EXERCISE PROMPT: Repeat the entries word for word. Leave nothing out.

[Dataset excerpts]
****************************************

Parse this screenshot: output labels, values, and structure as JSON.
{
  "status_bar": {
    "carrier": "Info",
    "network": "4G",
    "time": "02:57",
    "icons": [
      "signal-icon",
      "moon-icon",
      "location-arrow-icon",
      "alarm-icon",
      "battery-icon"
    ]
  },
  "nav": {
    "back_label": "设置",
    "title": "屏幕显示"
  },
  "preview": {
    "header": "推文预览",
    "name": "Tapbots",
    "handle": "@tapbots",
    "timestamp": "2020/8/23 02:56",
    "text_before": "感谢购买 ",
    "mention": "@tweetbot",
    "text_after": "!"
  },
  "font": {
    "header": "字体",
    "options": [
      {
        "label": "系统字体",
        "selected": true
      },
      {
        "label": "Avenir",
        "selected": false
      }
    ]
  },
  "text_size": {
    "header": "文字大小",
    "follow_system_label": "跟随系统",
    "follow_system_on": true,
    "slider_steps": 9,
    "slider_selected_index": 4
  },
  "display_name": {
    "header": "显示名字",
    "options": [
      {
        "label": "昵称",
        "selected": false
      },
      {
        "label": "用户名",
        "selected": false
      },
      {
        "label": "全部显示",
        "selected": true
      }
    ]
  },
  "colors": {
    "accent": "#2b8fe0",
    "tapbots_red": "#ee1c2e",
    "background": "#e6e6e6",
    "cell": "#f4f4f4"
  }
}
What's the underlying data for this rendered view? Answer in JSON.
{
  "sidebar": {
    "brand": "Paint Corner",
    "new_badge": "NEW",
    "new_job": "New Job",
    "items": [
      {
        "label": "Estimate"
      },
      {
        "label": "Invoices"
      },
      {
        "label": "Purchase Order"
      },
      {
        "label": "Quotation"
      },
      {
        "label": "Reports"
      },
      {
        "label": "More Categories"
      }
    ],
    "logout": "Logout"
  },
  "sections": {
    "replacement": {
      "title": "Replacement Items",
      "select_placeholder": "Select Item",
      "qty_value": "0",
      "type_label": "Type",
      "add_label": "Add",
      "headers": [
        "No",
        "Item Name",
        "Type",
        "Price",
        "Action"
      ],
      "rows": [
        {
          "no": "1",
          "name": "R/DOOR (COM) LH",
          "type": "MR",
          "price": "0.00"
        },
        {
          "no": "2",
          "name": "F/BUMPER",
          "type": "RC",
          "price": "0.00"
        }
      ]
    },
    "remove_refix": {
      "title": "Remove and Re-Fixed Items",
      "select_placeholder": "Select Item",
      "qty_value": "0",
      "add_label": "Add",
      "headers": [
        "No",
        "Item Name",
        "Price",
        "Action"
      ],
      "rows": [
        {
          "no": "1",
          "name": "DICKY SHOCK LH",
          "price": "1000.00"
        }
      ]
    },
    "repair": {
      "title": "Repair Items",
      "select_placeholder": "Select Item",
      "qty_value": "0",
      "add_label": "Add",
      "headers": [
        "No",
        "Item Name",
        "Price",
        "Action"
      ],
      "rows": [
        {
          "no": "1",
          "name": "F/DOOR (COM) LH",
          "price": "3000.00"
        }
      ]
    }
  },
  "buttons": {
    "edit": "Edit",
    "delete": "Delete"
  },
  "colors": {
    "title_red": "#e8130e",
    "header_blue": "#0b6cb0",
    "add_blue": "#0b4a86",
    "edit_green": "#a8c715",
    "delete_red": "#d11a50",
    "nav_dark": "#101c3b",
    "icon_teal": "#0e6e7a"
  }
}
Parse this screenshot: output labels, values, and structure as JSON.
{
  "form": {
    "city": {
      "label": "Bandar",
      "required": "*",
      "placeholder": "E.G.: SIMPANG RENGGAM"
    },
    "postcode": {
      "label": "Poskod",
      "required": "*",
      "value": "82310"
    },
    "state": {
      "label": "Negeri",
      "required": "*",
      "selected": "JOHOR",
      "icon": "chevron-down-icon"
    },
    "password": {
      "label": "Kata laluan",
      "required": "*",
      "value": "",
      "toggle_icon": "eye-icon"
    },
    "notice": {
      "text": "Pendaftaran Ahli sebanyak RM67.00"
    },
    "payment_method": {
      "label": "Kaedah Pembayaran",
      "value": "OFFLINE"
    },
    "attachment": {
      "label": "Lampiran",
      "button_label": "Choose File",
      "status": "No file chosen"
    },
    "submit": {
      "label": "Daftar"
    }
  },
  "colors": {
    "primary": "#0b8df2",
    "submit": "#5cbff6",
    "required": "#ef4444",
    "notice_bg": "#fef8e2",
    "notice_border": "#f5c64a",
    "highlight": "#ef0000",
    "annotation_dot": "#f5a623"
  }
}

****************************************

TASK RESULT:
Parse this screenshot: output labels, values, and structure as JSON.
{
  "status_bar": {
    "carrier": "Info",
    "network": "4G",
    "time": "02:57",
    "icons": [
      "signal-icon",
      "moon-icon",
      "location-arrow-icon",
      "alarm-icon",
      "battery-icon"
    ]
  },
  "nav": {
    "back_label": "设置",
    "title": "屏幕显示"
  },
  "preview": {
    "header": "推文预览",
    "name": "Tapbots",
    "handle": "@tapbots",
    "timestamp": "2020/8/23 02:56",
    "text_before": "感谢购买 ",
    "mention": "@tweetbot",
    "text_after": "!"
  },
  "font": {
    "header": "字体",
    "options": [
      {
        "label": "系统字体",
        "selected": true
      },
      {
        "label": "Avenir",
        "selected": false
      }
    ]
  },
  "text_size": {
    "header": "文字大小",
    "follow_system_label": "跟随系统",
    "follow_system_on": true,
    "slider_steps": 9,
    "slider_selected_index": 4
  },
  "display_name": {
    "header": "显示名字",
    "options": [
      {
        "label": "昵称",
        "selected": false
      },
      {
        "label": "用户名",
        "selected": false
      },
      {
        "label": "全部显示",
        "selected": true
      }
    ]
  },
  "colors": {
    "accent": "#2b8fe0",
    "tapbots_red": "#ee1c2e",
    "background": "#e6e6e6",
    "cell": "#f4f4f4"
  }
}
What's the underlying data for this rendered view? Answer in JSON.
{
  "sidebar": {
    "brand": "Paint Corner",
    "new_badge": "NEW",
    "new_job": "New Job",
    "items": [
      {
        "label": "Estimate"
      },
      {
        "label": "Invoices"
      },
      {
        "label": "Purchase Order"
      },
      {
        "label": "Quotation"
      },
      {
        "label": "Reports"
      },
      {
        "label": "More Categories"
      }
    ],
    "logout": "Logout"
  },
  "sections": {
    "replacement": {
      "title": "Replacement Items",
      "select_placeholder": "Select Item",
      "qty_value": "0",
      "type_label": "Type",
      "add_label": "Add",
      "headers": [
        "No",
        "Item Name",
        "Type",
        "Price",
        "Action"
      ],
      "rows": [
        {
          "no": "1",
          "name": "R/DOOR (COM) LH",
          "type": "MR",
          "price": "0.00"
        },
        {
          "no": "2",
          "name": "F/BUMPER",
          "type": "RC",
          "price": "0.00"
        }
      ]
    },
    "remove_refix": {
      "title": "Remove and Re-Fixed Items",
      "select_placeholder": "Select Item",
      "qty_value": "0",
      "add_label": "Add",
      "headers": [
        "No",
        "Item Name",
        "Price",
        "Action"
      ],
      "rows": [
        {
          "no": "1",
          "name": "DICKY SHOCK LH",
          "price": "1000.00"
        }
      ]
    },
    "repair": {
      "title": "Repair Items",
      "select_placeholder": "Select Item",
      "qty_value": "0",
      "add_label": "Add",
      "headers": [
        "No",
        "Item Name",
        "Price",
        "Action"
      ],
      "rows": [
        {
          "no": "1",
          "name": "F/DOOR (COM) LH",
          "price": "3000.00"
        }
      ]
    }
  },
  "buttons": {
    "edit": "Edit",
    "delete": "Delete"
  },
  "colors": {
    "title_red": "#e8130e",
    "header_blue": "#0b6cb0",
    "add_blue": "#0b4a86",
    "edit_green": "#a8c715",
    "delete_red": "#d11a50",
    "nav_dark": "#101c3b",
    "icon_teal": "#0e6e7a"
  }
}
Parse this screenshot: output labels, values, and structure as JSON.
{
  "form": {
    "city": {
      "label": "Bandar",
      "required": "*",
      "placeholder": "E.G.: SIMPANG RENGGAM"
    },
    "postcode": {
      "label": "Poskod",
      "required": "*",
      "value": "82310"
    },
    "state": {
      "label": "Negeri",
      "required": "*",
      "selected": "JOHOR",
      "icon": "chevron-down-icon"
    },
    "password": {
      "label": "Kata laluan",
      "required": "*",
      "value": "",
      "toggle_icon": "eye-icon"
    },
    "notice": {
      "text": "Pendaftaran Ahli sebanyak RM67.00"
    },
    "payment_method": {
      "label": "Kaedah Pembayaran",
      "value": "OFFLINE"
    },
    "attachment": {
      "label": "Lampiran",
      "button_label": "Choose File",
      "status": "No file chosen"
    },
    "submit": {
      "label": "Daftar"
    }
  },
  "colors": {
    "primary": "#0b8df2",
    "submit": "#5cbff6",
    "required": "#ef4444",
    "notice_bg": "#fef8e2",
    "notice_border": "#f5c64a",
    "highlight": "#ef0000",
    "annotation_dot": "#f5a623"
  }
}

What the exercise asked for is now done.